(Dataset records)

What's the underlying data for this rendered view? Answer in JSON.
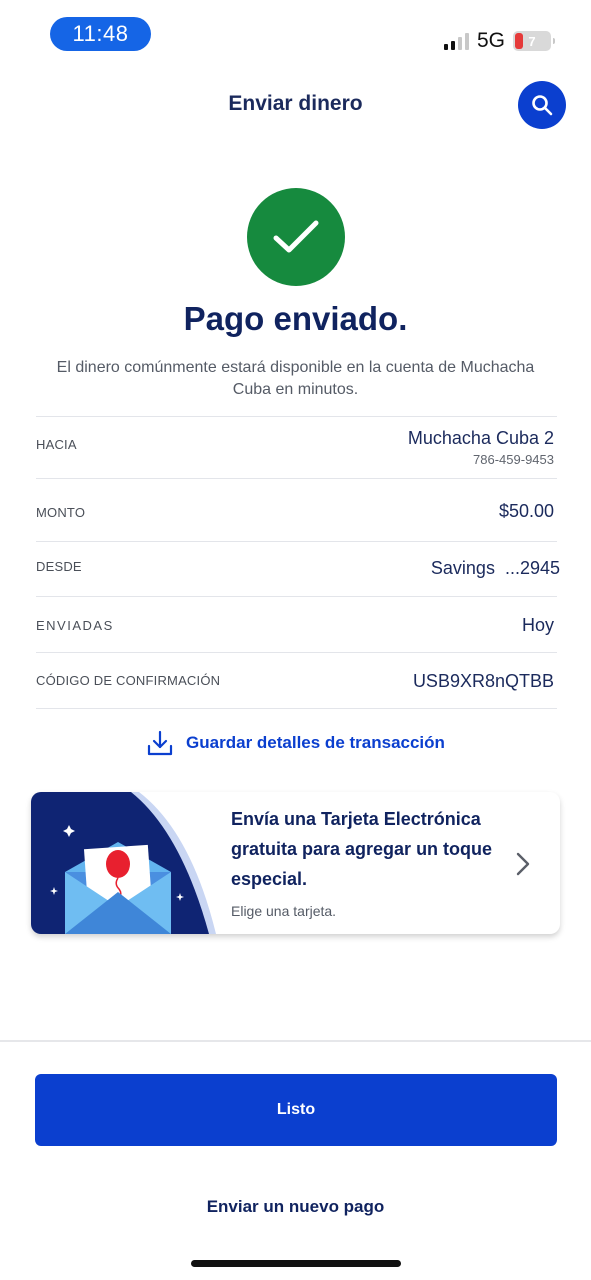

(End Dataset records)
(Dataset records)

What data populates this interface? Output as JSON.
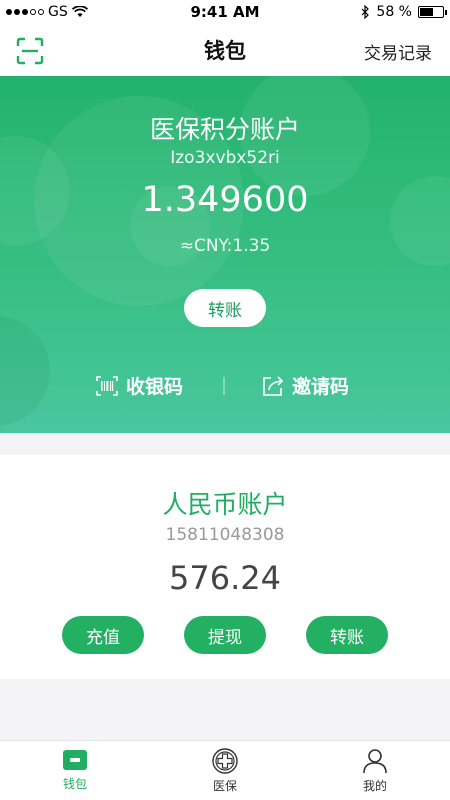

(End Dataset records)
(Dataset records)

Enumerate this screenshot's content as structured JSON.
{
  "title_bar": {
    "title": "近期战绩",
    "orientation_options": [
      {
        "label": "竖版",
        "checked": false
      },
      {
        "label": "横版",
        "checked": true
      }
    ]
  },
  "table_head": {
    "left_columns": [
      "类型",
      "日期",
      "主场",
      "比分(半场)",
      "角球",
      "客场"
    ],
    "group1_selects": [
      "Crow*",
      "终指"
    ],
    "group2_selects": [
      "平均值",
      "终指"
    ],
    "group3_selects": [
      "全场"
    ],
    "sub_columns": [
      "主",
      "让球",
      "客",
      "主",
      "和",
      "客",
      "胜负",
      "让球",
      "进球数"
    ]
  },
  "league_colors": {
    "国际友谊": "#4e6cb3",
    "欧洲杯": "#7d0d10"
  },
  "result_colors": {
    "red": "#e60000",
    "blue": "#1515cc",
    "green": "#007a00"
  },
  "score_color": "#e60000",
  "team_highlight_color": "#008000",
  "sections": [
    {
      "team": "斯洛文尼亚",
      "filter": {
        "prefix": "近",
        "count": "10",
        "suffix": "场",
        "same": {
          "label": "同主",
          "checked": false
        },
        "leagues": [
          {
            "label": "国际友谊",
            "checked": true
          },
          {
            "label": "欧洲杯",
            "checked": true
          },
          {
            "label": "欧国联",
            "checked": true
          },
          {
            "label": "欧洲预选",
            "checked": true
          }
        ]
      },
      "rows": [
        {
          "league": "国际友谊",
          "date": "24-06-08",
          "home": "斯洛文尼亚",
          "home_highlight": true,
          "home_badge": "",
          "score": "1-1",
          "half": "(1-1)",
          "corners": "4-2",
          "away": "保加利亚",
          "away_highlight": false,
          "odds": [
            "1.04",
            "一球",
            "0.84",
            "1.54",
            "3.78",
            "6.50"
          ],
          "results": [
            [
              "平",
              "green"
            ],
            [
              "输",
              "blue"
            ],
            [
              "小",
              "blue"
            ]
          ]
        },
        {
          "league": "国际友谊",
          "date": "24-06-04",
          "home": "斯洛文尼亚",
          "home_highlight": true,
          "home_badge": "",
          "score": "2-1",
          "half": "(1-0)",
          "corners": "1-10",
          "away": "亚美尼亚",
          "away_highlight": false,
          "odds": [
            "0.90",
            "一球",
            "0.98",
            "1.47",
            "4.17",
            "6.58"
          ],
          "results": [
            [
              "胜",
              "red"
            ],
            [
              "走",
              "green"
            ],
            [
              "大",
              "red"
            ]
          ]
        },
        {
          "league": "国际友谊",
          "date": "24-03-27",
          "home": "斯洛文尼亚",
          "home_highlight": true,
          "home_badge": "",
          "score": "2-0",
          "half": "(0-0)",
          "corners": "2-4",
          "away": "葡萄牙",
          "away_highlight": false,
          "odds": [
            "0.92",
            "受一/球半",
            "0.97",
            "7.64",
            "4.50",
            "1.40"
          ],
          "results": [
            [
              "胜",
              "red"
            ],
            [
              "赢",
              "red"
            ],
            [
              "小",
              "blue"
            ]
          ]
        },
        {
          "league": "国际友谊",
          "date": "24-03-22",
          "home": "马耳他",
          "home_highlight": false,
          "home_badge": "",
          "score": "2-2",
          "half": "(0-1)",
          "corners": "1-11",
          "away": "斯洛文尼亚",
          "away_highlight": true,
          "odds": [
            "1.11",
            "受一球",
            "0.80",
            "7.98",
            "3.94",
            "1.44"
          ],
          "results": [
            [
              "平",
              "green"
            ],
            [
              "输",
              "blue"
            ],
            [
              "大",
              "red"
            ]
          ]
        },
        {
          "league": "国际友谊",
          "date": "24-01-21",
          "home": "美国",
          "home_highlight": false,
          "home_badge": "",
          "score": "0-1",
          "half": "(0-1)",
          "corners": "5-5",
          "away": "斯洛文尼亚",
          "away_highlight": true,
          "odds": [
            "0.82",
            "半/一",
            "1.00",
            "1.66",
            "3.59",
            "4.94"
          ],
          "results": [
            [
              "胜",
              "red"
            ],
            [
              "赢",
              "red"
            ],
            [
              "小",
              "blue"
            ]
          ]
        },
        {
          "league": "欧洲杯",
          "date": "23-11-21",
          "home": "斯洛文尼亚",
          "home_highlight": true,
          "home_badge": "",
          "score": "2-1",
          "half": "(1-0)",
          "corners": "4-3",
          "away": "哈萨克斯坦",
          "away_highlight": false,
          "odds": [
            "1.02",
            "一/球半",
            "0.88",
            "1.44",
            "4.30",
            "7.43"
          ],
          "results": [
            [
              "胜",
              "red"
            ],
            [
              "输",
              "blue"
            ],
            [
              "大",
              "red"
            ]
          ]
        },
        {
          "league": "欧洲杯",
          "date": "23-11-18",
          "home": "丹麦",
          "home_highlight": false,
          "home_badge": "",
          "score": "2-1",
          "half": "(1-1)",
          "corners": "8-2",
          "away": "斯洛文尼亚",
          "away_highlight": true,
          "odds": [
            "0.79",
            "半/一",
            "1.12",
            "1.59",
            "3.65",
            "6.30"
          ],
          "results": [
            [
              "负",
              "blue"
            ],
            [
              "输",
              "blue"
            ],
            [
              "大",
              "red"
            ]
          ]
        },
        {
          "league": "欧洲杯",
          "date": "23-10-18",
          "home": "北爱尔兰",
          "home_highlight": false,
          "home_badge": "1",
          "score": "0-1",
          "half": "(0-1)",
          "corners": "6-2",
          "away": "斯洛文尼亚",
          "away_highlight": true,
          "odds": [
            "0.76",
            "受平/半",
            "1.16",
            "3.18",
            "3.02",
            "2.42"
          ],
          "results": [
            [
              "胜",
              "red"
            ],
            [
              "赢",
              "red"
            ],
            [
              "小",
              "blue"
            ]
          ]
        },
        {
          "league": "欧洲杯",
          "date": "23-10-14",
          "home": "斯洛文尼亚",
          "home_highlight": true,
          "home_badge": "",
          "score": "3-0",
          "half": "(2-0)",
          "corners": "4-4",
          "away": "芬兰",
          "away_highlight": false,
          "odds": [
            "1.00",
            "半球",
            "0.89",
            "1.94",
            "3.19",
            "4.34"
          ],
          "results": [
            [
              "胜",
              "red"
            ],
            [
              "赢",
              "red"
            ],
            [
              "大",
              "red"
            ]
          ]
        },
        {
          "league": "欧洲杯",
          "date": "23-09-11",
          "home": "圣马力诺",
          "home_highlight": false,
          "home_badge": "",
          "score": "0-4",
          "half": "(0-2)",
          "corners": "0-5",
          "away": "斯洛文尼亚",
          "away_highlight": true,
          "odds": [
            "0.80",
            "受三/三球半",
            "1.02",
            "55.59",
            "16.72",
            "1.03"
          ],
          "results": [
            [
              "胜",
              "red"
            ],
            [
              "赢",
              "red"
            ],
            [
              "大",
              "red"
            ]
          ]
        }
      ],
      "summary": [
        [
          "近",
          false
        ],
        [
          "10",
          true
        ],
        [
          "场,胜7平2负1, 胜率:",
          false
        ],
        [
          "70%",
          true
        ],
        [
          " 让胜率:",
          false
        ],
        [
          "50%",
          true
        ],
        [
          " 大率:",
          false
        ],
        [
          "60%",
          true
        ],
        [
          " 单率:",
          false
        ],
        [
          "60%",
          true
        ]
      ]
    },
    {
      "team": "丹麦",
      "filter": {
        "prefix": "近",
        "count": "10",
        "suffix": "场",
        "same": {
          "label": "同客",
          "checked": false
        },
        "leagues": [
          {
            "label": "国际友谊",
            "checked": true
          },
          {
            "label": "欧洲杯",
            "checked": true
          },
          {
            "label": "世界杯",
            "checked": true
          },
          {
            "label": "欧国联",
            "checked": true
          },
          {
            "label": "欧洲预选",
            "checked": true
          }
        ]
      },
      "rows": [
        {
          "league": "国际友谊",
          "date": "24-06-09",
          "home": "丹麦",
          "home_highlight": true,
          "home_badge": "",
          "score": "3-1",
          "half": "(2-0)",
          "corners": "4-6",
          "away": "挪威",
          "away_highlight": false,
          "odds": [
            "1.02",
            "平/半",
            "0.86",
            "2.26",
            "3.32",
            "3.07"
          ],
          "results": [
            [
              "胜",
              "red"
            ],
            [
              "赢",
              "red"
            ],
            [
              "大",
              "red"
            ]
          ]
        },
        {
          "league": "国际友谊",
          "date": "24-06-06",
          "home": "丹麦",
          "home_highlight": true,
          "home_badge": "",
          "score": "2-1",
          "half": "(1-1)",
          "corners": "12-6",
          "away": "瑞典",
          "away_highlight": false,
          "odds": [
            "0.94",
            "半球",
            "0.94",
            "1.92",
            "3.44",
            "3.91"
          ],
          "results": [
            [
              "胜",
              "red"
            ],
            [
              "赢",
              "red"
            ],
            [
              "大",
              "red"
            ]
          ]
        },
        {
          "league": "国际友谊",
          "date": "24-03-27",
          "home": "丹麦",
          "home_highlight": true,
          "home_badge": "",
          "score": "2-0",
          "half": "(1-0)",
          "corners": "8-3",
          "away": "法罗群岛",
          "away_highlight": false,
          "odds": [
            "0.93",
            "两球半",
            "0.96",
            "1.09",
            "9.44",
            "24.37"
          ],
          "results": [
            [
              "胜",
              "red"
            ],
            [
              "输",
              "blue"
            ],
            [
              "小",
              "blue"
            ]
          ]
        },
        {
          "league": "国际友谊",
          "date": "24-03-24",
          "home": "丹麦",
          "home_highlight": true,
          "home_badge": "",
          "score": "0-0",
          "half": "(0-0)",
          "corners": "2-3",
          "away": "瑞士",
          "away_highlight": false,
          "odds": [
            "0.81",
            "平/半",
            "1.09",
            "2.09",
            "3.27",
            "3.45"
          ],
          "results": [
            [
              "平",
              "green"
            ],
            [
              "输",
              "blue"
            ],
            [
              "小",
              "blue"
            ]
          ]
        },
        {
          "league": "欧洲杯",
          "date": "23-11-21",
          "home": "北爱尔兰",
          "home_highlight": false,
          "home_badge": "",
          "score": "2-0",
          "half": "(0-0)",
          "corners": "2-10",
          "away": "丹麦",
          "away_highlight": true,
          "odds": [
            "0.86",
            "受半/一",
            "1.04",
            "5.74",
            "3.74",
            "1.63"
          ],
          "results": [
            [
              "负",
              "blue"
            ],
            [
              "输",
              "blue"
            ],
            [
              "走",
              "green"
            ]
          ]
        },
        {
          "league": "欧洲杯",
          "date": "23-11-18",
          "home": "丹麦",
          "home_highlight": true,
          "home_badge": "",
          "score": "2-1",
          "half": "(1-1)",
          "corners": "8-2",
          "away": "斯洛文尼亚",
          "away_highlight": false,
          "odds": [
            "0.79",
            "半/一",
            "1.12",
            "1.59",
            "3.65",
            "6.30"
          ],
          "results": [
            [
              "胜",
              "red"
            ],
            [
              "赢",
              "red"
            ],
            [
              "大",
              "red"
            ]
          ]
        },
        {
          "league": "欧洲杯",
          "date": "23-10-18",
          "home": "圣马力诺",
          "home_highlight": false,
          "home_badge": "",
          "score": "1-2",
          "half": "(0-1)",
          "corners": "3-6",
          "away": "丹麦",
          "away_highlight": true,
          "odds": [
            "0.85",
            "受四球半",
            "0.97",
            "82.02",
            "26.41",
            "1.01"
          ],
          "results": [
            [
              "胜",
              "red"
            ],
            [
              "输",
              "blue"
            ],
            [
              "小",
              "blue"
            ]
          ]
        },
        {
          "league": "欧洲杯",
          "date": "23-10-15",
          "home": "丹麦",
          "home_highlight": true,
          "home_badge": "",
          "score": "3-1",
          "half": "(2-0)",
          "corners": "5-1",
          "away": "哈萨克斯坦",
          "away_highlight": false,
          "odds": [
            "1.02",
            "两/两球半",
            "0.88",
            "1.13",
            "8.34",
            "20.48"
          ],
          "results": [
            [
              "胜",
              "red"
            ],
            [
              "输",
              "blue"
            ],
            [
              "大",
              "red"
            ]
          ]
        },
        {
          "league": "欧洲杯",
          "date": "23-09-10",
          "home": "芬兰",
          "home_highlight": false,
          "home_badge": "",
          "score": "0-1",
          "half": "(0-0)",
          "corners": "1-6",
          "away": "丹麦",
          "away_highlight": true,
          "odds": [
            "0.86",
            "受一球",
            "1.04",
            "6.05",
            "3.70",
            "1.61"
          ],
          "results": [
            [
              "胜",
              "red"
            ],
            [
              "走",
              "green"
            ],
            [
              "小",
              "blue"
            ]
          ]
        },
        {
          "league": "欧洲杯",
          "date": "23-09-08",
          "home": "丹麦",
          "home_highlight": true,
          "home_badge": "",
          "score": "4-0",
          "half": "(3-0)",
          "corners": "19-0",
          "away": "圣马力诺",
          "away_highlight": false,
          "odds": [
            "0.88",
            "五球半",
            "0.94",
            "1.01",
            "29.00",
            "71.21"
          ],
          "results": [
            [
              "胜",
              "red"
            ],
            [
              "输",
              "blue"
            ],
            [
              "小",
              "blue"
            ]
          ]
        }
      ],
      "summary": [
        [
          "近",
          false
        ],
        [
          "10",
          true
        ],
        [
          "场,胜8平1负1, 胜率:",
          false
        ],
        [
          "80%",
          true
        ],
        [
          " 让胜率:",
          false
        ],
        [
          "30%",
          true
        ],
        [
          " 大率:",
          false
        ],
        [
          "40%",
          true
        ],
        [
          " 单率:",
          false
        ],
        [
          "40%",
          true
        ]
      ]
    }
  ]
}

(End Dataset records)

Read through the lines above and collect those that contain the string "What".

What's the underlying data for this rendered view? Answer in JSON.
What data populates this interface? Output as JSON.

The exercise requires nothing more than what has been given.